Is this the end for me and politics? Certainly not. I will be active during the campaign for Fianna Fail, both in Letterkenny and wherever else I can help. I take my position as a Councillor very seriously, and will be working on local issues right up until the end of my term. I also intend to continue supporting a number of the groups I have worked with over the last five years. I won’t rule anything in or out for the future, as circumstances will certainly change, but the decision at this stage is made. I love politics, and public service, and I hope I can be of help in the future, in whatever way.

Being a Councillor has given me an awful lot, I’ve really enjoyed the role and the interaction with people in Letterkenny, across the Country and around the world. It has even helped me professionally, particularly through this website. I’ve learned a huge amount in the last five years, from the first day of campaigning right up to today as I write this.

I have a list of people to thank as long as my arm, so I can’t really get in to it here for fear of leaving someone out. Family and friends have been key, particularly Mary who has had the key role of settling me whenever I get worked up about an issue (and stopping me saying something/doing stupid!). The Fianna Fail party, and all those who supported my campaign, made it all happen. The local media here gives great coverage to the issues, much more so than in many other towns around the country. The online community, bloggers and readers, who have contributed here and elsewhere. My fellow councillors, and the staff at Letterkenny Town Council, have  a great working relationship that moves beyond party politics and delivers for the people of the town. And certainly, the people of Letterkenny who gave me their trust and have made everything over these busy years worth it.

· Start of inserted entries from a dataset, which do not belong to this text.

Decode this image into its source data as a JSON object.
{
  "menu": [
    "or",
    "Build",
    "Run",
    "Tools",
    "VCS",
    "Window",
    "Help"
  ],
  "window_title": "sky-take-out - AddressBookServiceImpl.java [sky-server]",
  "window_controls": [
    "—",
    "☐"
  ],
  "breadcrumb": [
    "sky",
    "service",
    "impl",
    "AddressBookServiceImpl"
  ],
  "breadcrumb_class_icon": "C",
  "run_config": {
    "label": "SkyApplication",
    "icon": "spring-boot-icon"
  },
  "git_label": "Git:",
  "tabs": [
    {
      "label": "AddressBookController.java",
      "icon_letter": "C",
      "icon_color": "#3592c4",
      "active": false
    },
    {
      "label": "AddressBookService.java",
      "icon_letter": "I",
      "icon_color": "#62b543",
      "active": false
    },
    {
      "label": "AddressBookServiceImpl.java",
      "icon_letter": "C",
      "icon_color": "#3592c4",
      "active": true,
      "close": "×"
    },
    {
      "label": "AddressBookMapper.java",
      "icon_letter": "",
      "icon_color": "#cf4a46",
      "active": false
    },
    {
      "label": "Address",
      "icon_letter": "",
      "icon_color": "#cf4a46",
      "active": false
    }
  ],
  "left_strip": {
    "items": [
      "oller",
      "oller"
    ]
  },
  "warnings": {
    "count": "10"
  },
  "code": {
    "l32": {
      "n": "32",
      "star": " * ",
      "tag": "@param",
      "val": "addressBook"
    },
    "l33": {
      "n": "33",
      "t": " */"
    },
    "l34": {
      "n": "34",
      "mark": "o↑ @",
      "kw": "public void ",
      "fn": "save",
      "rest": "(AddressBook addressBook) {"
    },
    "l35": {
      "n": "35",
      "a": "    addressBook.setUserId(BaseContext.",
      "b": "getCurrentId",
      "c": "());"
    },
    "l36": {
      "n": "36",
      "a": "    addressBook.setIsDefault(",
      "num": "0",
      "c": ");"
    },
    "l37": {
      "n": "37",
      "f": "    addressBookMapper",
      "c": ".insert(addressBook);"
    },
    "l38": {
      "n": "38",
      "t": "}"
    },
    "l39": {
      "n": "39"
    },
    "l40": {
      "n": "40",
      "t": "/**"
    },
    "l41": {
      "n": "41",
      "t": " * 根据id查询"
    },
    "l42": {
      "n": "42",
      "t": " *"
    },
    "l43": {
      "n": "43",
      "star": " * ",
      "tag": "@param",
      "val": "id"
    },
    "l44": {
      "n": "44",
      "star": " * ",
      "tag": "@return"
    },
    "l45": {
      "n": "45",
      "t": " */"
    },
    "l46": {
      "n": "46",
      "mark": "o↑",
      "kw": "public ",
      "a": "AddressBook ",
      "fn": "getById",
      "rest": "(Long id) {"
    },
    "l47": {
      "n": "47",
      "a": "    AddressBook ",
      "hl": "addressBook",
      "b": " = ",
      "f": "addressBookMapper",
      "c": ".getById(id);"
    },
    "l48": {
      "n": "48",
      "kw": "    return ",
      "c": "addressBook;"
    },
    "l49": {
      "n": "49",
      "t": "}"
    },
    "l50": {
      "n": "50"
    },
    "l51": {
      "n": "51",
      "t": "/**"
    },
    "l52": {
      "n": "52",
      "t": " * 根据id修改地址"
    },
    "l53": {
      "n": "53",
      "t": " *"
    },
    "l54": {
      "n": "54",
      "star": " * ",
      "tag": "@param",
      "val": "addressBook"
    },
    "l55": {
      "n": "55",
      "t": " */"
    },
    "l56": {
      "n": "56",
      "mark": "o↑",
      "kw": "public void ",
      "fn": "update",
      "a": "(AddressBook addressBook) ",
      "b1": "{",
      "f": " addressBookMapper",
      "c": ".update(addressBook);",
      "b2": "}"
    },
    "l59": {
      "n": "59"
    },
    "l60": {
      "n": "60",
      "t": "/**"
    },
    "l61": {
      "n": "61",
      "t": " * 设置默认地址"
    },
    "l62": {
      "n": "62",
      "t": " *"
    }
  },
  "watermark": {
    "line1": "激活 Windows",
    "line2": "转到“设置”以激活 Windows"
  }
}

So, back to work, still five months to go!

Urgent- Postal Votes

I lifted most of this post from Daithi at Lex Ferenda. I do so with apologies- this is an important, urgent topic.

If you are unlikely to be able to vote in person on Thursday 24th May (and you are already registered to vote), it is not too late to apply for a postal vote. If you are accepted as a postal voter (due to being resident in a different place to where you’re registered – i.e. a student from Cork living in Dublin during term-time for college), you must vote by post – you can’t then turn up at your polling booth in Cork.

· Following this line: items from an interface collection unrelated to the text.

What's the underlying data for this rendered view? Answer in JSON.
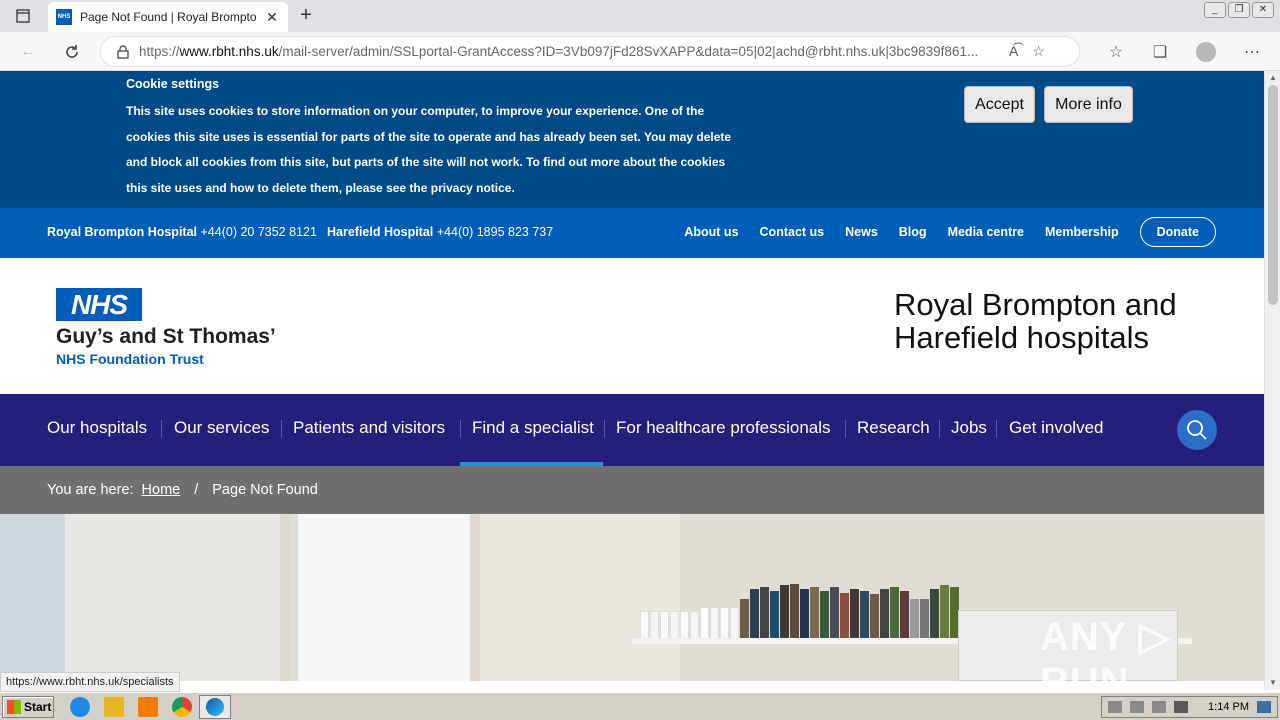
{
  "browser": {
    "tab_title": "Page Not Found | Royal Brompton",
    "favicon_text": "NHS",
    "new_tab": "+",
    "tab_close": "✕",
    "url_prefix": "https://",
    "url_domain": "www.rbht.nhs.uk",
    "url_rest": "/mail-server/admin/SSLportal-GrantAccess?ID=3Vb097jFd28SvXAPP&data=05|02|achd@rbht.nhs.uk|3bc9839f861..."
  },
  "cookie": {
    "title": "Cookie settings",
    "text": "This site uses cookies to store information on your computer, to improve your experience. One of the cookies this site uses is essential for parts of the site to operate and has already been set. You may delete and block all cookies from this site, but parts of the site will not work. To find out more about the cookies this site uses and how to delete them, please see the privacy notice.",
    "accept_label": "Accept",
    "more_info_label": "More info"
  },
  "topbar": {
    "hospital1_name": "Royal Brompton Hospital",
    "hospital1_phone": "+44(0) 20 7352 8121",
    "hospital2_name": "Harefield Hospital",
    "hospital2_phone": "+44(0) 1895 823 737",
    "links": [
      "About us",
      "Contact us",
      "News",
      "Blog",
      "Media centre",
      "Membership"
    ],
    "donate_label": "Donate"
  },
  "header": {
    "nhs_logo": "NHS",
    "trust_name": "Guy’s and St Thomas’",
    "trust_sub": "NHS Foundation Trust",
    "site_name_line1": "Royal Brompton and",
    "site_name_line2": "Harefield hospitals"
  },
  "mainnav": {
    "items": [
      "Our hospitals",
      "Our services",
      "Patients and visitors",
      "Find a specialist",
      "For healthcare professionals",
      "Research",
      "Jobs",
      "Get involved"
    ],
    "active": "Find a specialist"
  },
  "breadcrumb": {
    "prefix": "You are here:",
    "home": "Home",
    "separator": "/",
    "current": "Page Not Found"
  },
  "watermark": "ANY ▷ RUN",
  "status_url": "https://www.rbht.nhs.uk/specialists",
  "taskbar": {
    "start_label": "Start",
    "clock": "1:14 PM"
  }
}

Your application for a postal vote goes to the local authority area in which you’re already registered – Donegal County Council in this area.

This must be done by Tuesday. (An application by an elector to have his name entered in the supplement to the postal voters list received by the registration authority on or after the third day after the dissolution of the Dáil at a general election … shall not have effect in relation to that election or referendum).

If you, or anyone you know, will require a postal vote, my advice is to ring Sheila in Dr McDaid’s office on 074 916 8642. Registrations have to be in by 4pm tomorrow (Tuesday)

Thursday Voting? No Thanks.

It’s widely expected that the Taoiseach is going to call the election some time over the next two weeks. There is much speculation as to the date, and importantly the day. Over at IrishElection.com they’ve launched a petition calling for the Government to not hold the election on a Thursday, favouring either Friday with late opening polls or preferably a Saturday.

I’ve just signed the petition (#815). The Local Elections in 2004 took place on a Friday, with polls open from 7am until 9pm if (I remember correctly). I went to great effort to ensure as many people as possible made it back from College and work in Dublin to get their votes in, but this wasn’t possible in all cases. Thankfully, I got enough votes to see me elected, but I definitely felt that there was a large amount of younger voters who lost out on voting in their local elections; even a 10pm close of polls would have been an improvement.

I’m delighted to support the campaign for a weekend poll; part of me thinks a Sunday may even be a good option, as happens in many European countries.

We should know fairly soon what day the election will be called on. I hope Bertie will see sense and go for a suitable date.